  • if you "must" do async tasks from requests use a thread pool
  • if a 3rd party gem does Thread.new you better deal with it
  • ... might want to try out: jruby.thread.pool.enabled=true

a (simplified) piece of ActionController::Live::Response


"hard" to integrate with an async-capable server

hide the async nature of the response "under" a middleware

there's (still) no "official" rack env['async.callback'] support

Rails.logger ain't thread-safe

silencing the logger is still not thread-safe (and maybe never will be)

  • default logger might raise it's level and you won't see log entries
  • esp. true on JRuby but can be reproduced on MRI as well (e.g. using Puma)
  • Rails.logger.silencer is on by default (even on production)

on 4.x this gets included into ActiveSupport::Logger

Rails.logger ain't thread-safe

  • this (is an old) "feature" that dates back to Rails 2.3
  • been reported/discussed/changed several times - same code persists
  • interestingly logger.silence got deprecated on 3.2 (for removal)
  • but got re-introduces as a re-usable mixin on 4.0 for all loggers :)

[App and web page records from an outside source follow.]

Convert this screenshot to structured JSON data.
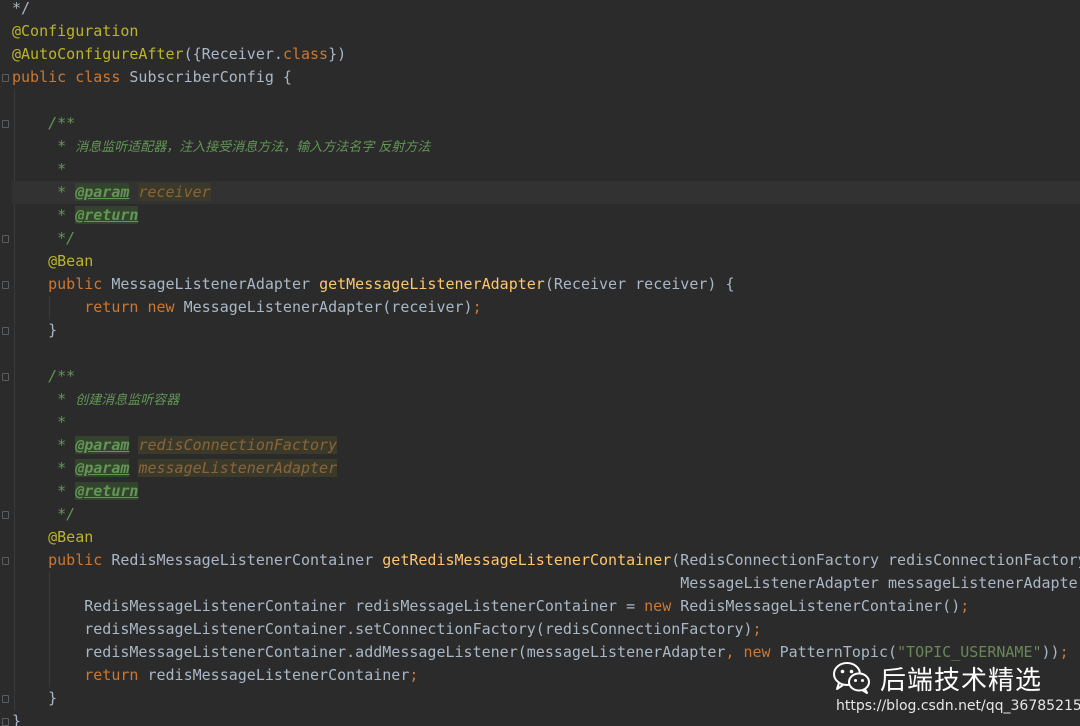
{
  "lines": [
    [
      [
        "plain",
        "*/"
      ]
    ],
    [
      [
        "annot",
        "@Configuration"
      ]
    ],
    [
      [
        "annot",
        "@AutoConfigureAfter"
      ],
      [
        "plain",
        "({Receiver."
      ],
      [
        "kw",
        "class"
      ],
      [
        "plain",
        "})"
      ]
    ],
    [
      [
        "kw",
        "public class "
      ],
      [
        "plain",
        "SubscriberConfig {"
      ]
    ],
    [],
    [
      [
        "doc",
        "    /**"
      ]
    ],
    [
      [
        "doc",
        "     * "
      ],
      [
        "doc cn",
        "消息监听适配器，注入接受消息方法，输入方法名字 反射方法"
      ]
    ],
    [
      [
        "doc",
        "     *"
      ]
    ],
    [
      [
        "doc",
        "     * "
      ],
      [
        "doctag",
        "@param"
      ],
      [
        "doc",
        " "
      ],
      [
        "docparam",
        "receiver"
      ]
    ],
    [
      [
        "doc",
        "     * "
      ],
      [
        "doctag",
        "@return"
      ]
    ],
    [
      [
        "doc",
        "     */"
      ]
    ],
    [
      [
        "annot",
        "    @Bean"
      ]
    ],
    [
      [
        "kw",
        "    public "
      ],
      [
        "plain",
        "MessageListenerAdapter "
      ],
      [
        "fn",
        "getMessageListenerAdapter"
      ],
      [
        "plain",
        "(Receiver receiver) {"
      ]
    ],
    [
      [
        "kw",
        "        return new "
      ],
      [
        "plain",
        "MessageListenerAdapter(receiver)"
      ],
      [
        "kw",
        ";"
      ]
    ],
    [
      [
        "plain",
        "    }"
      ]
    ],
    [],
    [
      [
        "doc",
        "    /**"
      ]
    ],
    [
      [
        "doc",
        "     * "
      ],
      [
        "doc cn",
        "创建消息监听容器"
      ]
    ],
    [
      [
        "doc",
        "     *"
      ]
    ],
    [
      [
        "doc",
        "     * "
      ],
      [
        "doctag",
        "@param"
      ],
      [
        "doc",
        " "
      ],
      [
        "docparam",
        "redisConnectionFactory"
      ]
    ],
    [
      [
        "doc",
        "     * "
      ],
      [
        "doctag",
        "@param"
      ],
      [
        "doc",
        " "
      ],
      [
        "docparam",
        "messageListenerAdapter"
      ]
    ],
    [
      [
        "doc",
        "     * "
      ],
      [
        "doctag",
        "@return"
      ]
    ],
    [
      [
        "doc",
        "     */"
      ]
    ],
    [
      [
        "annot",
        "    @Bean"
      ]
    ],
    [
      [
        "kw",
        "    public "
      ],
      [
        "plain",
        "RedisMessageListenerContainer "
      ],
      [
        "fn",
        "getRedisMessageListenerContainer"
      ],
      [
        "plain",
        "(RedisConnectionFactory redisConnectionFactory"
      ],
      [
        "kw",
        ","
      ]
    ],
    [
      [
        "plain",
        "                                                                          MessageListenerAdapter messageListenerAdapter) {"
      ]
    ],
    [
      [
        "plain",
        "        RedisMessageListenerContainer redisMessageListenerContainer = "
      ],
      [
        "kw",
        "new "
      ],
      [
        "plain",
        "RedisMessageListenerContainer()"
      ],
      [
        "kw",
        ";"
      ]
    ],
    [
      [
        "plain",
        "        redisMessageListenerContainer.setConnectionFactory(redisConnectionFactory)"
      ],
      [
        "kw",
        ";"
      ]
    ],
    [
      [
        "plain",
        "        redisMessageListenerContainer.addMessageListener(messageListenerAdapter"
      ],
      [
        "kw",
        ", new "
      ],
      [
        "plain",
        "PatternTopic("
      ],
      [
        "str",
        "\"TOPIC_USERNAME\""
      ],
      [
        "plain",
        "))"
      ],
      [
        "kw",
        ";"
      ]
    ],
    [
      [
        "kw",
        "        return "
      ],
      [
        "plain",
        "redisMessageListenerContainer"
      ],
      [
        "kw",
        ";"
      ]
    ],
    [
      [
        "plain",
        "    }"
      ]
    ],
    [
      [
        "plain",
        "}"
      ]
    ]
  ],
  "current_line": 8,
  "watermark": {
    "icon": "wechat-icon",
    "title": "后端技术精选",
    "url": "https://blog.csdn.net/qq_36785215"
  }
}
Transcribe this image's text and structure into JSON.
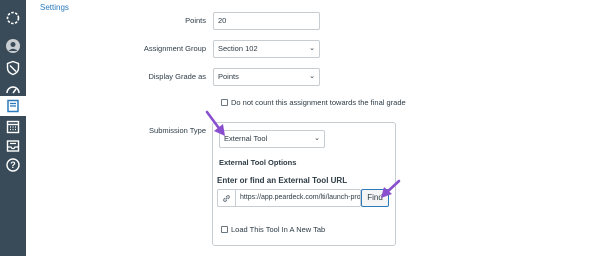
{
  "sidebar": {
    "items": [
      {
        "icon": "dashboard-icon"
      },
      {
        "icon": "account-icon"
      },
      {
        "icon": "shield-icon"
      },
      {
        "icon": "speedometer-icon"
      },
      {
        "icon": "courses-icon",
        "active": true
      },
      {
        "icon": "calendar-icon"
      },
      {
        "icon": "inbox-icon"
      },
      {
        "icon": "help-icon"
      }
    ]
  },
  "header": {
    "settings_link": "Settings"
  },
  "form": {
    "points": {
      "label": "Points",
      "value": "20"
    },
    "assignment_group": {
      "label": "Assignment Group",
      "selected": "Section 102"
    },
    "display_grade": {
      "label": "Display Grade as",
      "selected": "Points"
    },
    "dont_count": {
      "label": "Do not count this assignment towards the final grade",
      "checked": false
    },
    "submission_type": {
      "label": "Submission Type",
      "selected": "External Tool",
      "options_title": "External Tool Options",
      "url_title": "Enter or find an External Tool URL",
      "url_value": "https://app.peardeck.com/lti/launch-pro",
      "find_label": "Find",
      "new_tab": {
        "label": "Load This Tool In A New Tab",
        "checked": false
      }
    }
  },
  "colors": {
    "sidebar": "#394b58",
    "link": "#2b7abc",
    "arrow": "#8a4fcf"
  }
}
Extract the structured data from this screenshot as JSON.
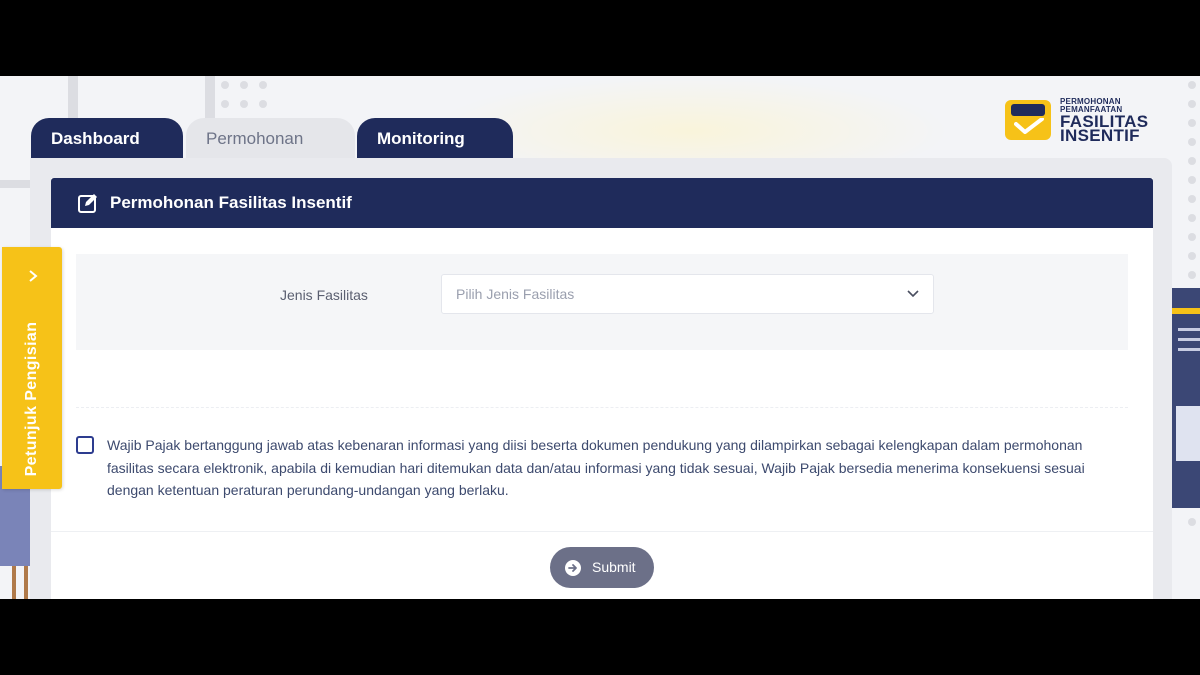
{
  "tabs": [
    {
      "label": "Dashboard",
      "active": false
    },
    {
      "label": "Permohonan",
      "active": true
    },
    {
      "label": "Monitoring",
      "active": false
    }
  ],
  "logo": {
    "line1": "PERMOHONAN",
    "line2": "PEMANFAATAN",
    "line3": "FASILITAS",
    "line4": "INSENTIF"
  },
  "side_guide": {
    "label": "Petunjuk Pengisian",
    "icon": "chevron-right-icon"
  },
  "panel": {
    "title": "Permohonan Fasilitas Insentif",
    "icon": "edit-icon"
  },
  "form": {
    "jenis_fasilitas_label": "Jenis Fasilitas",
    "jenis_fasilitas_placeholder": "Pilih Jenis Fasilitas"
  },
  "agreement": {
    "checked": false,
    "text": "Wajib Pajak bertanggung jawab atas kebenaran informasi yang diisi beserta dokumen pendukung yang dilampirkan sebagai kelengkapan dalam permohonan fasilitas secara elektronik, apabila di kemudian hari ditemukan data dan/atau informasi yang tidak sesuai, Wajib Pajak bersedia menerima konsekuensi sesuai dengan ketentuan peraturan perundang-undangan yang berlaku."
  },
  "submit": {
    "label": "Submit",
    "icon": "arrow-right-circle-icon"
  },
  "colors": {
    "navy": "#1f2b5b",
    "accent_yellow": "#f6c218",
    "submit_gray": "#6c7088",
    "inactive_tab": "#e5e6ea"
  }
}
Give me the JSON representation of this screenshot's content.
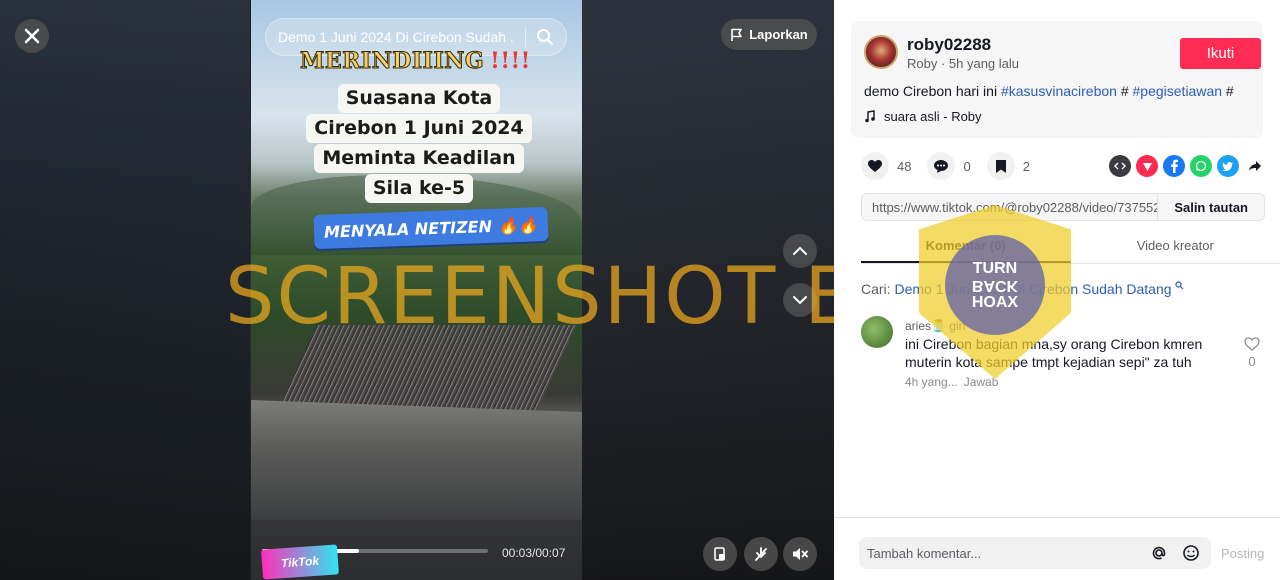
{
  "video": {
    "search_title": "Demo 1 Juni 2024 Di Cirebon Sudah ...",
    "report_label": "Laporkan",
    "overlay_line1": "MERINDIIING",
    "overlay_bang": "!!!!",
    "overlay_lines": [
      "Suasana Kota",
      "Cirebon 1 Juni 2024",
      "Meminta Keadilan",
      "Sila ke-5"
    ],
    "overlay_banner": "MENYALA NETIZEN",
    "overlay_emoji": "🔥🔥",
    "time": "00:03/00:07",
    "progress_fraction": 0.43,
    "logo_text": "TikTok",
    "watermark": "SCREENSHOT BY"
  },
  "post": {
    "username": "roby02288",
    "subline": "Roby · 5h yang lalu",
    "follow_label": "Ikuti",
    "desc_prefix": "demo Cirebon hari ini ",
    "tag1": "#kasusvinacirebon",
    "mid": " # ",
    "tag2": "#pegisetiawan",
    "suffix": " #",
    "music": "suara asli - Roby"
  },
  "stats": {
    "likes": "48",
    "comments": "0",
    "saves": "2"
  },
  "share": {
    "url": "https://www.tiktok.com/@roby02288/video/737552...",
    "copy_label": "Salin tautan"
  },
  "tabs": [
    {
      "label": "Komentar (0)"
    },
    {
      "label": "Video kreator"
    }
  ],
  "search": {
    "prefix": "Cari: ",
    "query": "Demo 1 Juni 2024 Di Cirebon Sudah Datang"
  },
  "comment": {
    "name": "aries🫙 girl",
    "text": "ini Cirebon bagian mna,sy orang Cirebon kmren muterin kota sampe tmpt kejadian sepi\" za tuh",
    "time": "4h yang...",
    "reply": "Jawab",
    "likes": "0"
  },
  "seal": {
    "line1": "TURN",
    "line2": "BACK",
    "line3": "HOAX"
  },
  "composer": {
    "placeholder": "Tambah komentar...",
    "post_label": "Posting"
  },
  "colors": {
    "brand": "#fe2c55",
    "link": "#2b5db9",
    "watermark": "#f0aa1e"
  }
}
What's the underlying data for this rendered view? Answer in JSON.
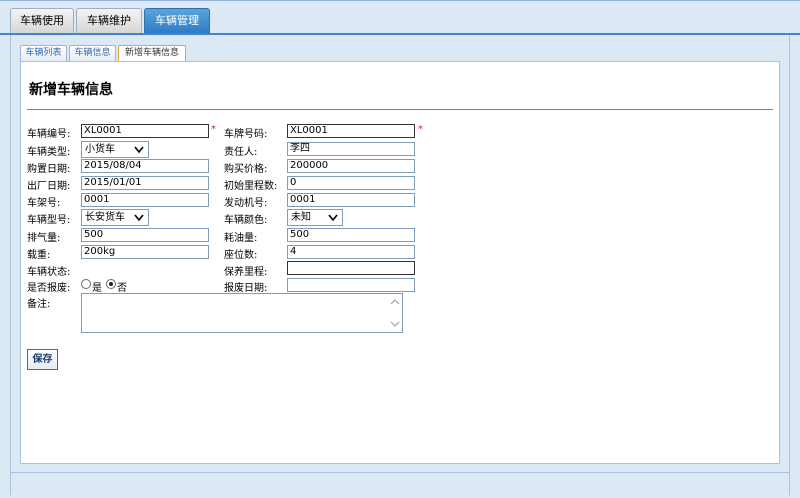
{
  "main_tabs": [
    {
      "label": "车辆使用",
      "active": false
    },
    {
      "label": "车辆维护",
      "active": false
    },
    {
      "label": "车辆管理",
      "active": true
    }
  ],
  "sub_tabs": [
    {
      "label": "车辆列表",
      "active": false
    },
    {
      "label": "车辆信息",
      "active": false
    },
    {
      "label": "新增车辆信息",
      "active": true
    }
  ],
  "page_title": "新增车辆信息",
  "form": {
    "vehicle_no": {
      "label": "车辆编号:",
      "value": "XL0001",
      "required": "*"
    },
    "plate_no": {
      "label": "车牌号码:",
      "value": "XL0001",
      "required": "*"
    },
    "vehicle_type": {
      "label": "车辆类型:",
      "value": "小货车"
    },
    "responsible": {
      "label": "责任人:",
      "value": "李四"
    },
    "purchase_date": {
      "label": "购置日期:",
      "value": "2015/08/04"
    },
    "purchase_price": {
      "label": "购买价格:",
      "value": "200000"
    },
    "factory_date": {
      "label": "出厂日期:",
      "value": "2015/01/01"
    },
    "initial_mileage": {
      "label": "初始里程数:",
      "value": "0"
    },
    "frame_no": {
      "label": "车架号:",
      "value": "0001"
    },
    "engine_no": {
      "label": "发动机号:",
      "value": "0001"
    },
    "vehicle_model": {
      "label": "车辆型号:",
      "value": "长安货车"
    },
    "vehicle_color": {
      "label": "车辆颜色:",
      "value": "未知"
    },
    "displacement": {
      "label": "排气量:",
      "value": "500"
    },
    "fuel_consumption": {
      "label": "耗油量:",
      "value": "500"
    },
    "load": {
      "label": "载重:",
      "value": "200kg"
    },
    "seats": {
      "label": "座位数:",
      "value": "4"
    },
    "vehicle_status": {
      "label": "车辆状态:"
    },
    "maintenance_mileage": {
      "label": "保养里程:",
      "value": ""
    },
    "scrapped": {
      "label": "是否报废:",
      "yes": "是",
      "no": "否",
      "selected": "no"
    },
    "scrap_date": {
      "label": "报废日期:",
      "value": ""
    },
    "remarks": {
      "label": "备注:",
      "value": ""
    }
  },
  "save_label": "保存",
  "icons": {
    "chevron": "chevron-down-icon",
    "scroll_up": "arrow-up-icon",
    "scroll_down": "arrow-down-icon"
  },
  "colors": {
    "active_tab": "#3f86cc",
    "required": "#e02020",
    "sub_tab_active_border": "#e6a23c",
    "background": "#dce9f5"
  }
}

assumes 4.x ... but similar code works for old Rails as well

  • be aware if gems create and use "custom" loggers
  • ... there's more things that are better NOT silenced
  • just think twice whenever there's a silence_xxx { ... }
  • even if Rails does not silence or silence_stream, gems might!

ActiveRecord Pooling


  • "forcibly" (no way to avoid) introduced in Rails 2.2 - 2008 yay :)
  • old ActiveRecord (2.3) had issues with "leaking" a connection
  • in 3.2 pool received a lot of attention - still "too" synchronized
  • 2012 @thedarkone starts with improvements (end up in 4.x)

very appreciated step but took quite some time (4.0) to "smooth" out

SUMMARY: lots of (concurrency) issues ... along the way

ActiveRecord Pooling

pool might often be the performance bottleneck

  • first test your server under load (sometimes leads to surprising results)
  • set pool: size high >= 100 (depending on server's max-requests)
  • consider config.middleware.delete 'ActiveRecord::QueryCache'

this middleware forces each request to check-out a connection

ActiveRecord Pooling

what if the pool stands in your way

  • using external pools (not just Java but C pools)
  • duplicate configuration - 2 pool sizes, checkout timeouts
  • with AR-JDBC most common case: jndi: jdbc/MyDS
  • maximizing pool performance - fine grained parameter tuning
  • scaling in a connection limiting environment (e.g. Heroku)


pooling "hacks" ... in a relaxed 'spa' fashion!




this is an (early-stage) experiment for now


  • does not pool that much (ignores pool: size and similar)
  • for AR's sanity manages a (non-limited) thread to connection mapping
  • the underlying connection pool is expected to be configured by the user
  • should suit JRuby's ActiveRecord jndi: jdbc/MyDS case perfectly
  • (maybe) start pushing with AR-JDBC (sounds like a bad idea for now)


  • based on recent AR pool but with an API compatible for older versions
  • some useful updates related to configuration might be expected
  • e.g. pool initial: size - very easy to support and quite useful in the cloud
  • fixing Thread.current.object_id issue with JRuby's thread-backed fibers


NOTE: the craziest thing - BE VERY TENDER!

  • allows a database connection to be shared between threads
  • very BAD idea except for read-only SQL over a thread-safe connection
  • a shared block is explicitly marked - using with_shared_connection
  • potential use-case - cold cache warmup for a highly concurrent app

Wrap IT Up

  • abstract away from Ruby platform specifics and keep it MRI compatible
  • do not start threads on your own (during requests) - check your gems if they do
  • double check your logger - make sure you have predictable logging on production
  • understand your concurrency requirements and adjust your pools accordingly

Danke sch♡n!

... and have fun with JRuby (on Rails)

hand-(c)rafted for JRubyConf 2014 by http://kares.org